Ford has long been the car company most open to thinking broadly about mobility issues. Henry Ford, its founder, sought to open up the world's highways "to all mankind" by making his vehicles ever cheaper. Bill Ford, his great-grandson and the company's current executive chairman, also has a history of interest in environmental issues that has shaped the company's approach.

“I think the most important thing is to look at the way the world is and where the world is going and to develop a plan,” Mr Mulally said. “We’re going to see more and more larger cities. Personal mobility is going to be of really ever-increasing importance to livable lifestyles in big cities.”

Mr Mulally admitted to not knowing what role Ford would play in facilitating movement around future big cities and said he believed there would always be a market for cars.

But he added that the company might be involved in integrating the various technical systems driving cities’ transport systems, since it had skills in that area. “Maybe [our focus] will be on components; maybe it’ll be on pieces of the equipment,” Mr Mulally said. “I don’t know.”

People in the US had "re-evaluated" what they wanted from life following the recession and in many cases no longer valued large, prestigious vehicles as highly as they did, he said.

Those people included ageing baby-boomers who were shifting to smaller vehicles such as the Ford Fiesta since they no longer felt the need for anything larger.

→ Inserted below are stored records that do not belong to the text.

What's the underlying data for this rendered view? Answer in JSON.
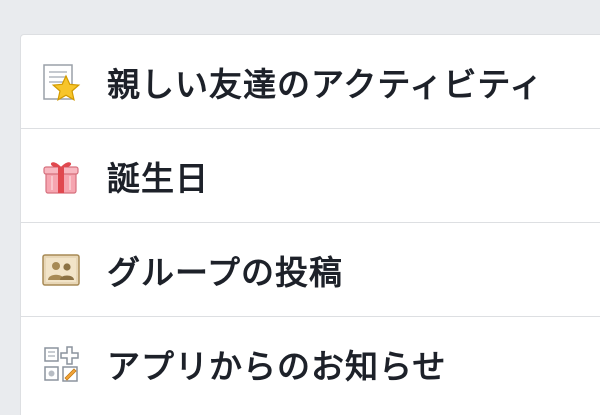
{
  "menu": {
    "items": [
      {
        "label": "親しい友達のアクティビティ",
        "icon": "star-note-icon"
      },
      {
        "label": "誕生日",
        "icon": "gift-icon"
      },
      {
        "label": "グループの投稿",
        "icon": "group-people-icon"
      },
      {
        "label": "アプリからのお知らせ",
        "icon": "apps-icon"
      }
    ]
  }
}
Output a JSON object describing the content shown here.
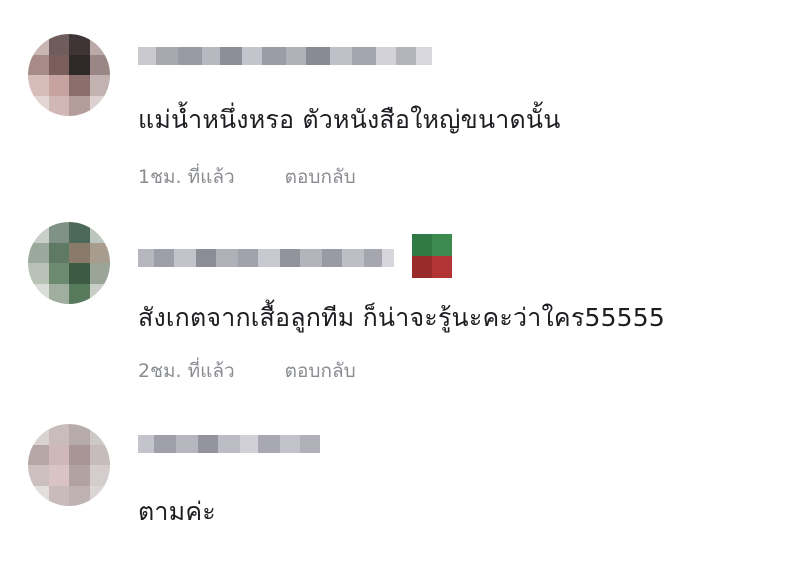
{
  "comments": [
    {
      "text": "แม่น้ำหนึ่งหรอ ตัวหนังสือใหญ่ขนาดนั้น",
      "time": "1ชม. ที่แล้ว",
      "reply": "ตอบกลับ"
    },
    {
      "text": "สังเกตจากเสื้อลูกทีม ก็น่าจะรู้นะคะว่าใคร55555",
      "time": "2ชม. ที่แล้ว",
      "reply": "ตอบกลับ"
    },
    {
      "text": "ตามค่ะ",
      "time": "",
      "reply": ""
    }
  ],
  "colors": {
    "text": "#1c1e21",
    "meta": "#8a8d91"
  },
  "icons": {
    "avatar": "pixelated-avatar-icon",
    "badge": "pixelated-badge-icon"
  }
}
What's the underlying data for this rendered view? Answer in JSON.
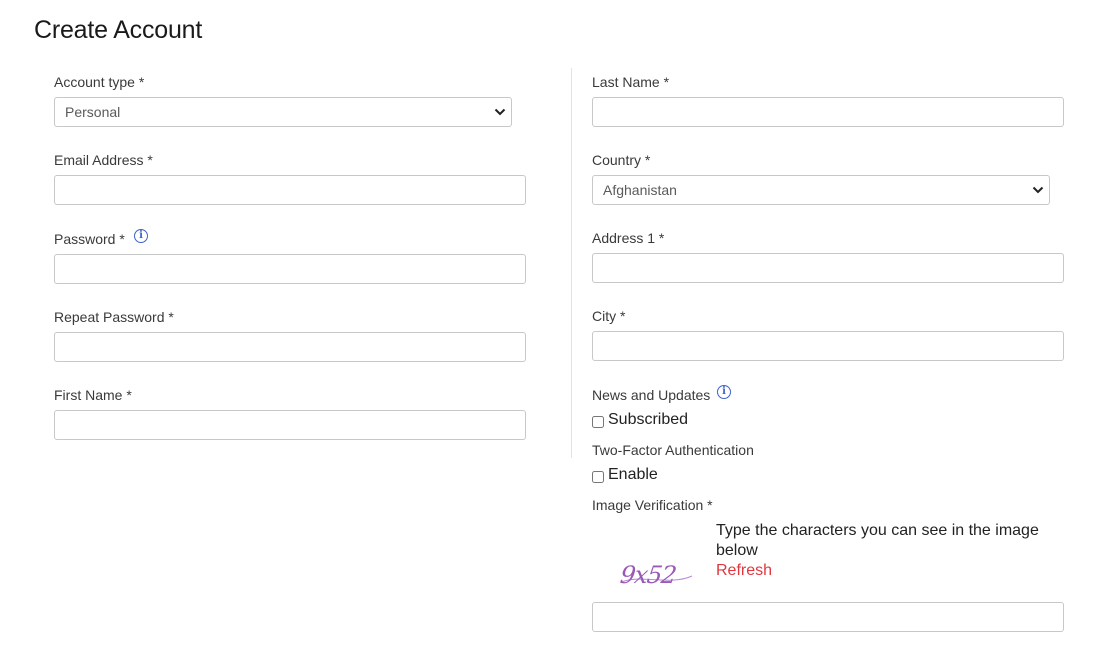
{
  "page": {
    "title": "Create Account"
  },
  "left": {
    "account_type": {
      "label": "Account type *",
      "value": "Personal"
    },
    "email": {
      "label": "Email Address *",
      "value": ""
    },
    "password": {
      "label": "Password *",
      "value": ""
    },
    "repeat_password": {
      "label": "Repeat Password *",
      "value": ""
    },
    "first_name": {
      "label": "First Name *",
      "value": ""
    }
  },
  "right": {
    "last_name": {
      "label": "Last Name *",
      "value": ""
    },
    "country": {
      "label": "Country *",
      "value": "Afghanistan"
    },
    "address1": {
      "label": "Address 1 *",
      "value": ""
    },
    "city": {
      "label": "City *",
      "value": ""
    },
    "news": {
      "label": "News and Updates",
      "checkbox_label": "Subscribed",
      "checked": false
    },
    "two_factor": {
      "label": "Two-Factor Authentication",
      "checkbox_label": "Enable",
      "checked": false
    },
    "captcha": {
      "label": "Image Verification *",
      "instructions": "Type the characters you can see in the image below",
      "refresh_label": "Refresh",
      "image_text": "9x52",
      "value": ""
    }
  },
  "icons": {
    "info": "info-icon",
    "dropdown": "chevron-down-icon"
  },
  "colors": {
    "info_icon": "#3d63c9",
    "refresh_link": "#e0373f",
    "captcha_text": "#9b59b6"
  }
}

To get more young consumers driving, Mr Mulally said the key was to offer more affordable cars.

– Copyright The Financial Times Limited 2014